Taiwan confirms death sentence for 23-year-old case
Taiwan must halt the use of the death penalty, Amnesty International said today, after the death sentence was confirmed in the country's longest-running criminal case.
Chiou Ho-shun who has been detained for 23 years is now on death row facing execution following the rejection of his appeal by the Supreme Court on 28 July.
"The Taiwanese authorities must immediately halt the execution of Chiou Ho-shun, and order his retrial with fair proceedings in line with international standards," said Sam Zarifi Amnesty International's Asia-Pacific Director.
"Taiwan must also introduce a moratorium on all executions as a step towards abolishing this cruel, inhuman and degrading punishment outright."
After an official investigation in 1994 two public prosecutors and ten police officers handling the kidnapping of Lu Cheng were convicted of extracting confessions through torture.
In 2003, police also admitted they had covered up the fact that a man executed for other offences had confessed to the murder.
He was sentenced to death in 1989 in connection with two separate crimes that took place in 1987: the kidnapping of Lu Cheng and the murder of Ko Hung Yu-lan.
Chiou Ho-shun's case has bounced back and forth between the High Court and the Supreme Court for retrial 11 times.
Chiou’s other 11 co-defendants received prison terms; all have since served their sentences and one died in prison.
More than 50 people are on death row in Taiwan. Five men were executed this year and four more executed on 30 April 2010. The last execution prior to this occurred in December 2005.
Since 2000, the government of Taiwan has repeatedly pledged to abolish the death penalty. The mandatory death penalty was abolished in 2006. The number of capital crimes has been reduced but executions have continued.
"Amnesty International questions Taiwan's stated intention to abolish the death penalty after recent executions and in light of this latest ruling,” said Sam Zarifi.
"Taiwan should make good on its promises to end this abhorrent practice and follow the global trend toward abolition."

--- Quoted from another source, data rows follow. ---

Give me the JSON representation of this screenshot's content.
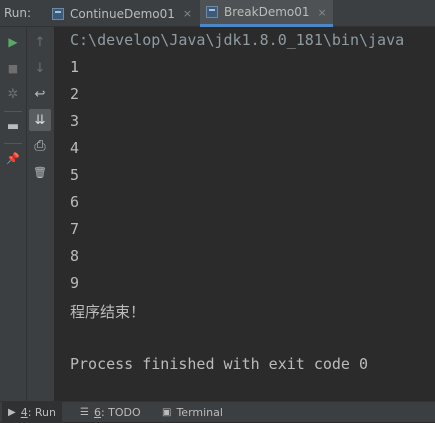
{
  "header": {
    "run_label": "Run:",
    "tabs": [
      {
        "label": "ContinueDemo01",
        "active": false
      },
      {
        "label": "BreakDemo01",
        "active": true
      }
    ],
    "close_glyph": "×"
  },
  "toolbar": {
    "left": [
      {
        "icon": "play-icon",
        "glyph": "▶",
        "color": "#59a869"
      },
      {
        "icon": "stop-icon",
        "glyph": "■",
        "color": "#6e6e6e"
      },
      {
        "icon": "debug-icon",
        "glyph": "✲",
        "color": "#6e6e6e"
      },
      {
        "icon": "layout-icon",
        "glyph": "▬",
        "color": "#bbbbbb"
      },
      {
        "icon": "pin-icon",
        "glyph": "📌",
        "color": "#bbbbbb"
      }
    ],
    "right": [
      {
        "icon": "arrow-up-icon",
        "glyph": "↑"
      },
      {
        "icon": "arrow-down-icon",
        "glyph": "↓"
      },
      {
        "icon": "soft-wrap-icon",
        "glyph": "↩"
      },
      {
        "icon": "scroll-to-end-icon",
        "glyph": "⇊"
      },
      {
        "icon": "print-icon",
        "glyph": "⎙"
      },
      {
        "icon": "trash-icon",
        "glyph": "🗑"
      }
    ]
  },
  "console": {
    "command": "C:\\develop\\Java\\jdk1.8.0_181\\bin\\java",
    "output": [
      "1",
      "2",
      "3",
      "4",
      "5",
      "6",
      "7",
      "8",
      "9",
      "程序结束！"
    ],
    "exit_message": "Process finished with exit code 0"
  },
  "statusbar": {
    "tabs": [
      {
        "icon": "play-icon",
        "glyph": "▶",
        "mnemonic": "4",
        "label": ": Run"
      },
      {
        "icon": "todo-icon",
        "glyph": "☰",
        "mnemonic": "6",
        "label": ": TODO"
      },
      {
        "icon": "terminal-icon",
        "glyph": "▣",
        "mnemonic": "",
        "label": "Terminal"
      }
    ]
  }
}
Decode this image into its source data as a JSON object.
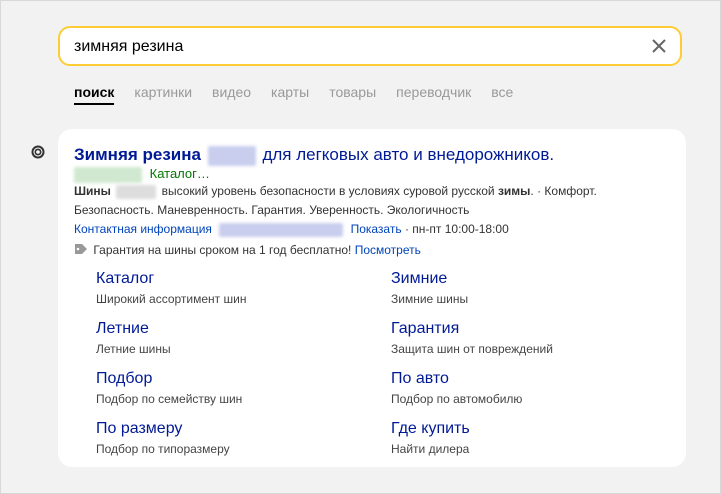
{
  "search": {
    "query": "зимняя резина"
  },
  "tabs": [
    {
      "label": "поиск",
      "active": true
    },
    {
      "label": "картинки"
    },
    {
      "label": "видео"
    },
    {
      "label": "карты"
    },
    {
      "label": "товары"
    },
    {
      "label": "переводчик"
    },
    {
      "label": "все"
    }
  ],
  "result": {
    "title_bold": "Зимняя резина",
    "title_rest": "для легковых авто и внедорожников.",
    "url_text": "Каталог…",
    "snippet_line1_bold1": "Шины",
    "snippet_line1_text": "высокий уровень безопасности в условиях суровой русской",
    "snippet_line1_bold2": "зимы",
    "snippet_line1_tail": ". · Комфорт.",
    "snippet_line2": "Безопасность. Маневренность. Гарантия. Уверенность. Экологичность",
    "contact_label": "Контактная информация",
    "show_label": "Показать",
    "hours": "· пн-пт 10:00-18:00",
    "promo_text": "Гарантия на шины сроком на 1 год бесплатно!",
    "promo_link": "Посмотреть",
    "sitelinks": [
      {
        "title": "Каталог",
        "desc": "Широкий ассортимент шин"
      },
      {
        "title": "Зимние",
        "desc": "Зимние шины"
      },
      {
        "title": "Летние",
        "desc": "Летние шины"
      },
      {
        "title": "Гарантия",
        "desc": "Защита шин от повреждений"
      },
      {
        "title": "Подбор",
        "desc": "Подбор по семейству шин"
      },
      {
        "title": "По авто",
        "desc": "Подбор по автомобилю"
      },
      {
        "title": "По размеру",
        "desc": "Подбор по типоразмеру"
      },
      {
        "title": "Где купить",
        "desc": "Найти дилера"
      }
    ]
  },
  "icons": {
    "clear": "close-icon",
    "favicon": "target-icon",
    "promo": "tag-icon"
  },
  "colors": {
    "search_border": "#ffcc33",
    "link": "#001a96",
    "url": "#007700"
  }
}
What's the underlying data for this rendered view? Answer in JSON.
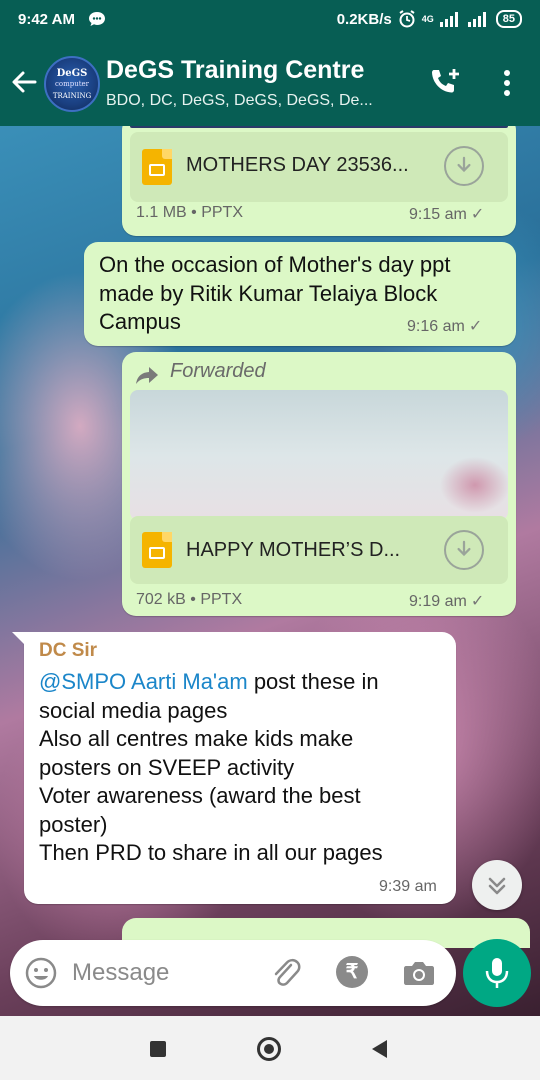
{
  "status_bar": {
    "time": "9:42 AM",
    "network_speed": "0.2KB/s",
    "network_type": "4G",
    "battery": "85",
    "icons": [
      "message-notification-icon",
      "alarm-icon",
      "signal-icon",
      "signal-icon",
      "battery-icon"
    ]
  },
  "app_bar": {
    "title": "DeGS Training Centre",
    "subtitle": "BDO, DC, DeGS, DeGS, DeGS, De...",
    "avatar_text": [
      "DeGS",
      "computer",
      "TRAINING"
    ],
    "icons": [
      "back-arrow-icon",
      "add-call-icon",
      "more-options-icon"
    ]
  },
  "messages": [
    {
      "type": "file",
      "direction": "outgoing",
      "file_name": "MOTHERS DAY 23536...",
      "size": "1.1 MB",
      "file_type": "PPTX",
      "time": "9:15 am",
      "status": "sent"
    },
    {
      "type": "text",
      "direction": "outgoing",
      "text_lines": [
        "On the occasion of Mother's day ppt",
        "made by Ritik Kumar Telaiya Block",
        "Campus"
      ],
      "time": "9:16 am",
      "status": "sent"
    },
    {
      "type": "file",
      "direction": "outgoing",
      "forwarded_label": "Forwarded",
      "file_name": "HAPPY MOTHER’S D...",
      "size": "702 kB",
      "file_type": "PPTX",
      "time": "9:19 am",
      "status": "sent"
    },
    {
      "type": "text",
      "direction": "incoming",
      "sender": "DC Sir",
      "mention": "@SMPO Aarti Ma'am",
      "first_line_rest": " post these in",
      "text_lines": [
        "social media pages",
        "Also all centres make kids make",
        "posters on SVEEP activity",
        "Voter awareness (award the best",
        "poster)",
        "Then PRD to share in all our pages"
      ],
      "time": "9:39 am"
    }
  ],
  "meta_separator": "•",
  "tick_glyph": "✓",
  "input": {
    "placeholder": "Message",
    "rupee_symbol": "₹"
  },
  "colors": {
    "header": "#075e54",
    "outgoing_bubble": "#dcf8c6",
    "incoming_bubble": "#ffffff",
    "mention": "#1b86c9",
    "sender": "#c08a4a",
    "mic_button": "#00a884"
  }
}
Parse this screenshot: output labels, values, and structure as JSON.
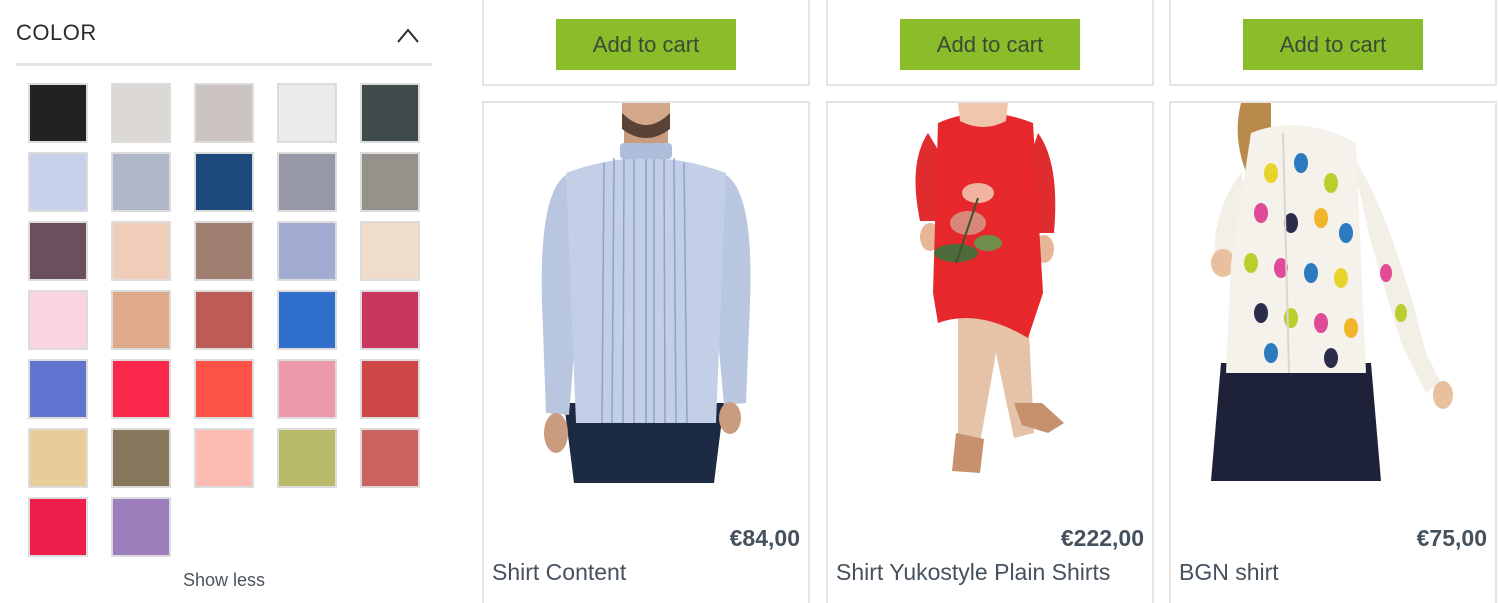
{
  "filter": {
    "title": "COLOR",
    "collapse_icon": "chevron-up-icon",
    "show_less_label": "Show less",
    "swatches": [
      "#222222",
      "#dbd8d3",
      "#cbc3bf",
      "#ebebeb",
      "#3f4a4c",
      "#c6d0e8",
      "#aeb6c7",
      "#1d4a7d",
      "#9698a8",
      "#96918a",
      "#6a4f5c",
      "#efcdb9",
      "#a07f70",
      "#a1acd0",
      "#efdccb",
      "#fad4e3",
      "#deaa89",
      "#bd5b57",
      "#2f6fcb",
      "#c9385c",
      "#5f73cf",
      "#f9284a",
      "#fd5247",
      "#ed99a9",
      "#ce4746",
      "#e8cc9a",
      "#87775d",
      "#fbbcb4",
      "#b9b96a",
      "#cd6360",
      "#ee1e4d",
      "#9c7fbc"
    ]
  },
  "top_row": {
    "add_to_cart_label": "Add to cart",
    "accent": "#8bbd2a"
  },
  "products": [
    {
      "name": "Shirt Content",
      "price": "€84,00"
    },
    {
      "name": "Shirt Yukostyle Plain Shirts",
      "price": "€222,00"
    },
    {
      "name": "BGN shirt",
      "price": "€75,00"
    }
  ]
}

In 1977, when Amnesty International began its global campaign against the death penalty, it had been abolished by only 16 countries. Now, nearly a hundred countries have abolished it for all crimes, with 139 ending it in law or practice.